How is West Nile Virus transmitted?
WNV is transmitted by the bite of an infected mosquito. A mosquito becomes infected from biting a bird that is carrying the virus. The mosquito can then pass the virus on to birds, humans, and other mammals. WNV cannot be spread from person-to-person.
Who can get West Nile Encephalitis?
Anyone who lives in or travels to an area where the virus is found is at a risk. Persons over 50 years of age are at highest risk for severe disease. Less than 1% of persons who become infected with the virus develop severe illness.
What are the symptoms?
Most infections result in a mild illness that resembles the flu. Symptoms include headache, fever, and body aches. Symptoms of more severe illness include headache, high fever, neck stiffness, stupor, disorientation, and muscle weakness.
How is West Nile treated?
There is no specific treatment for WNV infection. Mild illness usually does not require medical treatment. Encephalitis, the more severe form of WNV infection, is treated with supportive therapy. Supportive therapy may include hospitalization, IV fluids, prevention of bacterial infections, and good nursing care.
What should I do if I think I have symptoms of West Nile Virus?
Contact your family physician to discuss your symptoms. You can call the West Nile Virus Hotline for more information on testing (901-222-9715).
How Can YOU Prevent the Spread of West Nile Virus?
West Nile Virus is spread through the bite of infected mosquito.
LIMIT YOUR EXPOSURE TO MOSQUITOES AND LOWER YOUR RISK!
Protect Yourself from Mosquito Bites
- Apply mosquito repellent to exposed skin when outdoors. The repellent should contain DEET (N,N-diethyl-meta-toulamide). Follow all label directions carefully. Do not apply to the face or hands.
- For adults, use products with 35% DEET
- For children, use products that contain 10% DEET or less. Do not use on children under 2 years of age.
- Stay indoors or protect yourself, especially at dusk and dawn.
- If you must be outdoors at dusk or dawn, wear long sleeved shirts and long pants with socks and shoes.
- Spray clothing with repellents containing permethrin or DEET since mosquitoes can bite through thin clothing.

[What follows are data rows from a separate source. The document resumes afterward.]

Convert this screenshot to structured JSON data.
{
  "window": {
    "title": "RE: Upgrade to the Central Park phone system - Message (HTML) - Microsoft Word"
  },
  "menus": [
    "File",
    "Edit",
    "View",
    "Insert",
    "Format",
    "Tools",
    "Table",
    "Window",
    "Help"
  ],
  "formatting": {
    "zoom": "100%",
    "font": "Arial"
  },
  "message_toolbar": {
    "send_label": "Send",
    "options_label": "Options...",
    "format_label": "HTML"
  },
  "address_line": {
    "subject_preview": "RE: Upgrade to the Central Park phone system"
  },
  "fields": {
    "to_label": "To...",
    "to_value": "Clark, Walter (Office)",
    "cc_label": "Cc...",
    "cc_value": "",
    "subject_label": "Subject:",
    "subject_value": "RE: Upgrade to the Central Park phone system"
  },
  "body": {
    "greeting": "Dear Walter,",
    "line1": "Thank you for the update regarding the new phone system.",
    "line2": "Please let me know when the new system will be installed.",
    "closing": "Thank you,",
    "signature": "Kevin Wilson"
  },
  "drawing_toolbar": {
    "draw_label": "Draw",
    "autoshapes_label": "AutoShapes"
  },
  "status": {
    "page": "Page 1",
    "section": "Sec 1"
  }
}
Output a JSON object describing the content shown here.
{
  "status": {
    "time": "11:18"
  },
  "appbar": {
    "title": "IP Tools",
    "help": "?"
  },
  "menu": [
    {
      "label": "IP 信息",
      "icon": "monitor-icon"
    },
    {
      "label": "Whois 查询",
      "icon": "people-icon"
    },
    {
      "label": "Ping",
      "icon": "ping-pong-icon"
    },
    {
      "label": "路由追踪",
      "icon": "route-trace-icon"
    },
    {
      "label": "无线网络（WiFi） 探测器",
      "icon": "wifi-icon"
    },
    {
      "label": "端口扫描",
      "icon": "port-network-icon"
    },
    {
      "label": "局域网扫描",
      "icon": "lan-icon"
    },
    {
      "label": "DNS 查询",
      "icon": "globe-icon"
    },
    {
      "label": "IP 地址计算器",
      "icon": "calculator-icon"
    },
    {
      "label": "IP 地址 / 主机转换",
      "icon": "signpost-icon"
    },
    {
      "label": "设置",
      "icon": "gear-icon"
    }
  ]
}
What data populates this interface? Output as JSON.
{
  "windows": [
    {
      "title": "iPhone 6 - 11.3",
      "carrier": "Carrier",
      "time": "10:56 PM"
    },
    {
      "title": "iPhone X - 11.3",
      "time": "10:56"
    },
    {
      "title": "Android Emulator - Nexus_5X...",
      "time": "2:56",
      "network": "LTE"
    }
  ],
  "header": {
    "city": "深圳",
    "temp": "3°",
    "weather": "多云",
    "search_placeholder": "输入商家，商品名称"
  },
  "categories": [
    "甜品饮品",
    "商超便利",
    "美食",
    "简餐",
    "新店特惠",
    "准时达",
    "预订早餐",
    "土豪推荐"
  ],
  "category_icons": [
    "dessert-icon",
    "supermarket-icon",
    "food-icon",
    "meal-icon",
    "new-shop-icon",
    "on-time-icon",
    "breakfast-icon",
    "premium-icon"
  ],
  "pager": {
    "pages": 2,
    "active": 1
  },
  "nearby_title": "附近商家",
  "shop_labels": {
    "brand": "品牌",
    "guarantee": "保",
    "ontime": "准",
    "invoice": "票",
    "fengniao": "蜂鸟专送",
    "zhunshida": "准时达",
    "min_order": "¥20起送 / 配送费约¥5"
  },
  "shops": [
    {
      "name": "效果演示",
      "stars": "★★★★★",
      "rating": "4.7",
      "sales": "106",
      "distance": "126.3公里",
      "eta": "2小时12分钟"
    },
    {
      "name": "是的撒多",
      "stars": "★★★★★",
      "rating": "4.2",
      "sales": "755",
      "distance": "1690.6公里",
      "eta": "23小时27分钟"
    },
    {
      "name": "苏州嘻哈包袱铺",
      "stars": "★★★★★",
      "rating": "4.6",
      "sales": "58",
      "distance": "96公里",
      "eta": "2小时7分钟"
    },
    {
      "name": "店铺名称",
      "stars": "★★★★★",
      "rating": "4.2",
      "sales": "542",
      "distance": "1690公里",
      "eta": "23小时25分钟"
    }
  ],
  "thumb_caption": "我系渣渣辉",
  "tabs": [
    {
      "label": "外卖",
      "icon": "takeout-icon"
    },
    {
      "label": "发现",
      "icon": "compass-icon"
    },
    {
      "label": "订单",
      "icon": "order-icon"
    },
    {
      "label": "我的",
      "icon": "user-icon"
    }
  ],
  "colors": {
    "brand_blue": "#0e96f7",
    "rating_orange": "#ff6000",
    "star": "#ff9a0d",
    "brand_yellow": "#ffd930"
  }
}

Get Rid of Standing Water Around Your Home
- Drain standing water to eliminate mosquito breeding.
- Empty flower pots and other containers every time it rains.
- Turn over buckets and toys that may collect water.

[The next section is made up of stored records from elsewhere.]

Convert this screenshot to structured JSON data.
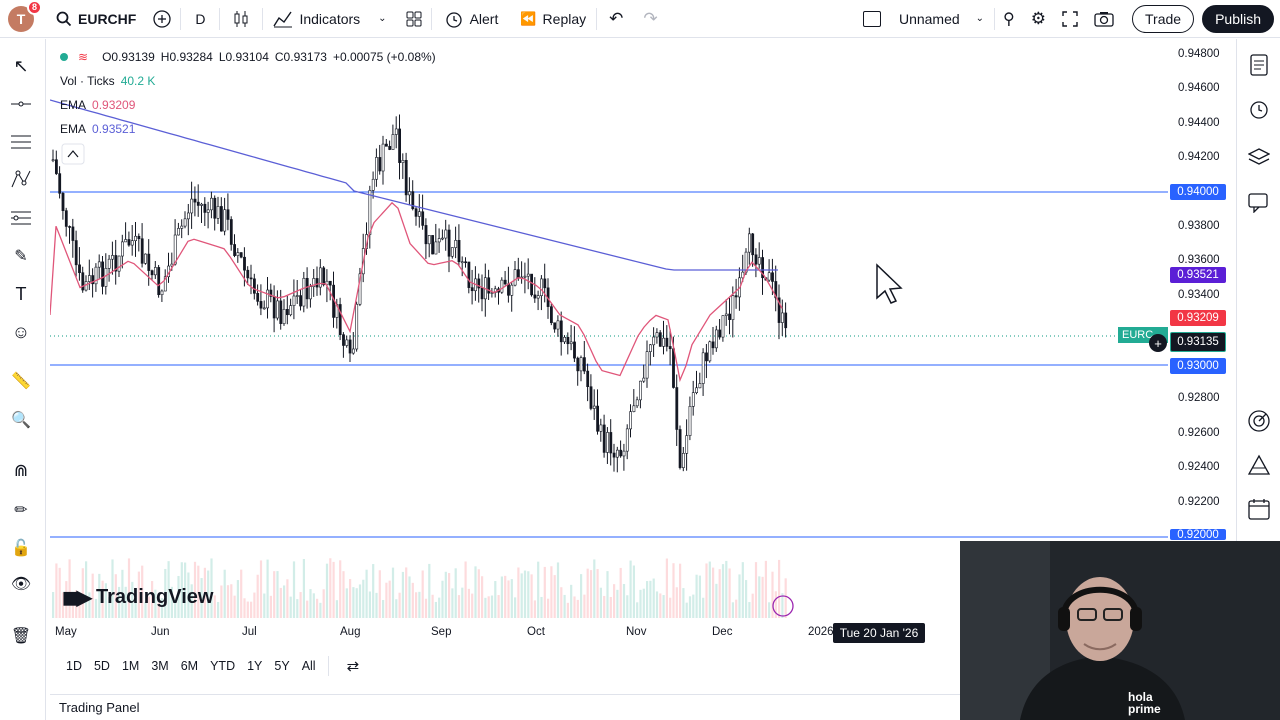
{
  "topbar": {
    "avatar_letter": "T",
    "notification_count": "8",
    "symbol": "EURCHF",
    "interval": "D",
    "indicators_label": "Indicators",
    "alert_label": "Alert",
    "replay_label": "Replay",
    "layout_name": "Unnamed",
    "trade_label": "Trade",
    "publish_label": "Publish"
  },
  "legend": {
    "ohlc": {
      "o": "O0.93139",
      "h": "H0.93284",
      "l": "L0.93104",
      "c": "C0.93173",
      "change": "+0.00075 (+0.08%)"
    },
    "vol_label": "Vol · Ticks",
    "vol_value": "40.2 K",
    "ema1_label": "EMA",
    "ema1_value": "0.93209",
    "ema2_label": "EMA",
    "ema2_value": "0.93521"
  },
  "price_axis": {
    "ticks": [
      "0.94800",
      "0.94600",
      "0.94400",
      "0.94200",
      "0.94000",
      "0.93800",
      "0.93600",
      "0.93521",
      "0.93400",
      "0.93209",
      "0.93135",
      "0.93000",
      "0.92800",
      "0.92600",
      "0.92400",
      "0.92200",
      "0.92000"
    ],
    "tag_094000": "0.94000",
    "tag_ema2": "0.93521",
    "tag_ema1": "0.93209",
    "tag_last": "0.93135",
    "tag_093000": "0.93000",
    "tag_092000": "0.92000",
    "symbol_tag": "EURC"
  },
  "time_axis": {
    "labels": [
      "May",
      "Jun",
      "Jul",
      "Aug",
      "Sep",
      "Oct",
      "Nov",
      "Dec",
      "2026"
    ],
    "crosshair_date": "Tue 20 Jan '26"
  },
  "ranges": [
    "1D",
    "5D",
    "1M",
    "3M",
    "6M",
    "YTD",
    "1Y",
    "5Y",
    "All"
  ],
  "panel_label": "Trading Panel",
  "brand": "TradingView",
  "webcam_logo": "hola prime",
  "colors": {
    "ema_fast": "#e0567a",
    "ema_slow": "#5b5fd6",
    "hline": "#2962ff",
    "last_price": "#089981",
    "publish_bg": "#131722"
  }
}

- Remove used tires.
- Unclog rain gutters.
- Flush bird baths every two to three days.
- Clean and chlorinate swimming pools.
- Empty pools of standing water (such as kiddie pools, boat and pool covers).

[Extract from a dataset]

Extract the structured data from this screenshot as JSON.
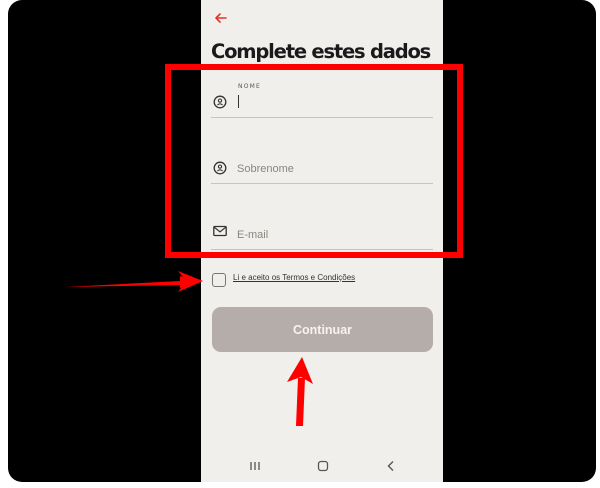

- Fix damaged or torn window and door screens.
- Close garbage can lids. Be sure water does not collect in the bottom of garbage cans or recycling bins.
- If you have a decorative pond, you can contact Vector Control to pick up gambusia minnows (901-324-5547). These minnows eat mosquito eggs and can prevent your pond from supporting mosquito breeding.
Protect Your Community
- If you see a dead crow or blue jay contact the West Nile Virus Hotline at (901) 222-9715.
- Report standing water, such as unused swimming pools, and mosquito complaints to Vector Control (901-222-9715)
What is the Health Department doing ....
- Public education
- Larval mosquito control
- Spraying to eliminate adult mosquitoes when necessary
- West Nile Virus Hotline to provide information to Shelby County residents
- Maintains up-to-date web site for more information
- Monitoring WNV activity
Shelby County Health Department Vector Control Program
2480 Central Avenue
Memphis, TN 38103
For More Information:
Vector (Mosquito) Control Program
Rodent Control Program